Lifeshotz comes in a small packet that you simply add to a glass of water (or if you’re like me, dump straight into your mouth). You can click here for a full ingredient list and product label for Lifeshotz.
In my description of a healthy race day nutrition plan and the exact nutrition “mix” I now use for races, you learn that every hour during my triathlons, I’m taking in a full serving of something called “Energy28”.
Described as a “liquid superfood”, Energy28’s primary components are basically adrenal stabilizers, and include:

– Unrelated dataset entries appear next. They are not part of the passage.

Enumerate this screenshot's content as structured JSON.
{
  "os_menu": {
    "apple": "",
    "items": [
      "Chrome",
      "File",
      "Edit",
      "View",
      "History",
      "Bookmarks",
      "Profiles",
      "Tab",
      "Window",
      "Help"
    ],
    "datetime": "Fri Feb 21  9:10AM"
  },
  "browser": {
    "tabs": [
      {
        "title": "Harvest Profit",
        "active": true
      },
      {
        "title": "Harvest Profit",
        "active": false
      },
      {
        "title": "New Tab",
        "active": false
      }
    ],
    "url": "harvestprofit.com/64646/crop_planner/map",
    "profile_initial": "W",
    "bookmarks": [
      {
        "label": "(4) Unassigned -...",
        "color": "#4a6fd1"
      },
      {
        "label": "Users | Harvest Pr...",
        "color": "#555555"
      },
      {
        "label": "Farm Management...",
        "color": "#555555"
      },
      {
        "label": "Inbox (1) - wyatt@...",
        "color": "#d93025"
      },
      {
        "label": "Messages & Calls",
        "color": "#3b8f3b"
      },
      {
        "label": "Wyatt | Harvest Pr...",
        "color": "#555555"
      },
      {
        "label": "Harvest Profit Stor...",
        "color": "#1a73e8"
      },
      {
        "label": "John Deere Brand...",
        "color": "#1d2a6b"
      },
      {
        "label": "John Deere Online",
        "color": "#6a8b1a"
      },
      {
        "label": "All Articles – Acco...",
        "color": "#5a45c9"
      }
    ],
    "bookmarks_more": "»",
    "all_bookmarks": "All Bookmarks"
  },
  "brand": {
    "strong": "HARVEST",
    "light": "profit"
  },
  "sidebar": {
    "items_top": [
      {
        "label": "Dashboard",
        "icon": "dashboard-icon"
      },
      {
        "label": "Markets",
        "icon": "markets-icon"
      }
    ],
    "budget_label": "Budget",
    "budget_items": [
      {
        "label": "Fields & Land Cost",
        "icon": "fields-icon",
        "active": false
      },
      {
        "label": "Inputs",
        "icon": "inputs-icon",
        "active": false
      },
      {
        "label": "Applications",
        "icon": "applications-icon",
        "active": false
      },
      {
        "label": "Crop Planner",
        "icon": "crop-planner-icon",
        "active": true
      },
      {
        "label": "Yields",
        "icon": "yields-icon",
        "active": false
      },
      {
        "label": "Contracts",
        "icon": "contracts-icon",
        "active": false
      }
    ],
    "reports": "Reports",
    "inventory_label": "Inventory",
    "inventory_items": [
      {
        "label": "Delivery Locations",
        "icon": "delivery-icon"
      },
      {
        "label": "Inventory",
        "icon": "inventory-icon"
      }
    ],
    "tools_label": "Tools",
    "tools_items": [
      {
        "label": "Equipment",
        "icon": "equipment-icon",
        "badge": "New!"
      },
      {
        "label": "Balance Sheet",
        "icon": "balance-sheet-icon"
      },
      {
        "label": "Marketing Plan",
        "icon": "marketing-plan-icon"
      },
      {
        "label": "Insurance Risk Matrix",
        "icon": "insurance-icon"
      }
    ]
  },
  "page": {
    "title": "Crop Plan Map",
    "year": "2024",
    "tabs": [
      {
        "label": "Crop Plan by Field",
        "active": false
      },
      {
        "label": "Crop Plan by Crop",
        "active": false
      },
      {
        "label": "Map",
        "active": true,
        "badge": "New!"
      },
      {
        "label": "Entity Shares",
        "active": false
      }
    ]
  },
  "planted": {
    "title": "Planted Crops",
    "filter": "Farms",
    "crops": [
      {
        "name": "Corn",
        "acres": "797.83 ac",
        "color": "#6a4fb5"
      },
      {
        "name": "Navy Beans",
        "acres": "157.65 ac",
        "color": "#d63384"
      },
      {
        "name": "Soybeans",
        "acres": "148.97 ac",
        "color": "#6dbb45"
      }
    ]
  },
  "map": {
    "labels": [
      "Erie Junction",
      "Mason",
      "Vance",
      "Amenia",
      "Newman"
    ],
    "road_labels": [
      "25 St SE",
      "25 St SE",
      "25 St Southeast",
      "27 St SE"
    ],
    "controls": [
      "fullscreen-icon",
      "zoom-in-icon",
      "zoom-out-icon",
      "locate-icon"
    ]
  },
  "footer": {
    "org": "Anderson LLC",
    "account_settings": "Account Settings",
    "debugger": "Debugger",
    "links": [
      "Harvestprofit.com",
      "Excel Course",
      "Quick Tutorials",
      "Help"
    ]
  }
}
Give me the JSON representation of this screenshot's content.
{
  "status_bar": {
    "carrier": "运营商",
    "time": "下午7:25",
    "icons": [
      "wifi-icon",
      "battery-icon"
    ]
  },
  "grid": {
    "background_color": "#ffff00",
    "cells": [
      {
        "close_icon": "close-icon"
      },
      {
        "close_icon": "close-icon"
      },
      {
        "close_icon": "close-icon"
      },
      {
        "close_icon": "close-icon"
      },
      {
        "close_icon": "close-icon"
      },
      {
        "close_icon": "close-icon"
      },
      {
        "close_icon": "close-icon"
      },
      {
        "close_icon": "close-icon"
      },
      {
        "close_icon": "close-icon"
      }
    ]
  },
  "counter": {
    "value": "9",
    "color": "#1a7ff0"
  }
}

-Rhodiola rosea – a popular plant in traditional medical systems in Russia and Scandinavian countries for centuries, with a reputation for stimulating the nervous system, enhancing work performance and eliminating fatigue. This came in quite handy, as this race occurred at 5000 feet elevation.
-Organic Peruvian maca – a root vegetable, shaped like a radish, that grows high in the harsh climate of the Andes Mountains in South America at elevations up to 15,000 feet. Native Peruvians have used maca as a high-energy food and cortisol stabilizer for more than two millennia. Maca is high in vitamins as well as calcium, magnesium, potassium and other minerals.
-D-ribose – used by all the body’s cells and essential in energy metabolism. Our bodies make ribose innately, but our cells lack the ability to produce it fast enough or in sufficient quantity to effectively offset the loss of energy from our cells.
-Golden Chlorella – a unique nutrient-dense, ultra-pure, mild-tasting microalgae that provides naturally occurring amino acids, vitamins and minerals. It is a complete functional food containing 50 percent omega 3, 6 and 9 oils by weight.
While there are some trace amounts of fructose from these superfood extracts in Energy28, there is still far, far less than what you get from typical energy drinks, and for my races, I find that Energy28 gives me a far more stable focus than caffeine, without the post-race jitters.
I used to drink 2-3 energy drinks per day, typically a combination of Red Bull, Monster and RockStar.
This was about 5 years ago, and deltaE was the very first natural energy drink alternative I every tried, when a friend gave me a packet of this “pink powder”. It contains 75mg of caffeine – the equivalent of just one-half cup of coffee, but more importantly, it includes large doses of something called “L-Theanine”.
L-Theanine is an amino acid that increases alpha brain wave activity and produces a dose-dependent state of relaxed alertness about 45 minutes after you ingest it. Compared with placebos, it’s been shown to do everything from reduce anxiety in schizophrenic patients to having a potent antipsychotic effect.
I still avoid consuming deltaE in the evenings (due to the caffeine content), but have found that 1-2 packets of deltaE are perfect before a very hard, long workout, or before a big race. It’s definitely not something I use every day, but in a pinch, when you do need caffeine, it is way more potent than a cup of coffee or other caffeine source (due to the L-Theanine content).
Natural Energy Drink Alternative Summary
So I realize that by me giving you 3 natural energy drink alternatives, it makes me seem like some kind of stimulant junkie. But the fact is, I use this stuff in a sparing and calculated manner. Here’s how:
1) 1 Lifeshotz per day in the mid-morning or mid-afternoon.
2) 1 serving Energy28 per hour during races (mixed into bike water bottle or run flask).
3) 1 deltaE 30-45 minutes before a race or very long, hard workout (i.e. a 2+ hour bike ride).
If you want to get all this stuff in one convenient package, then you can just grab the Natural Energy Package. It contains one bottle of Energy28, 1 box Lifeshotz and 1 box of deltaE.
Enjoy, and leave any questions, comments or feedback about these natural energy drink alternatives below.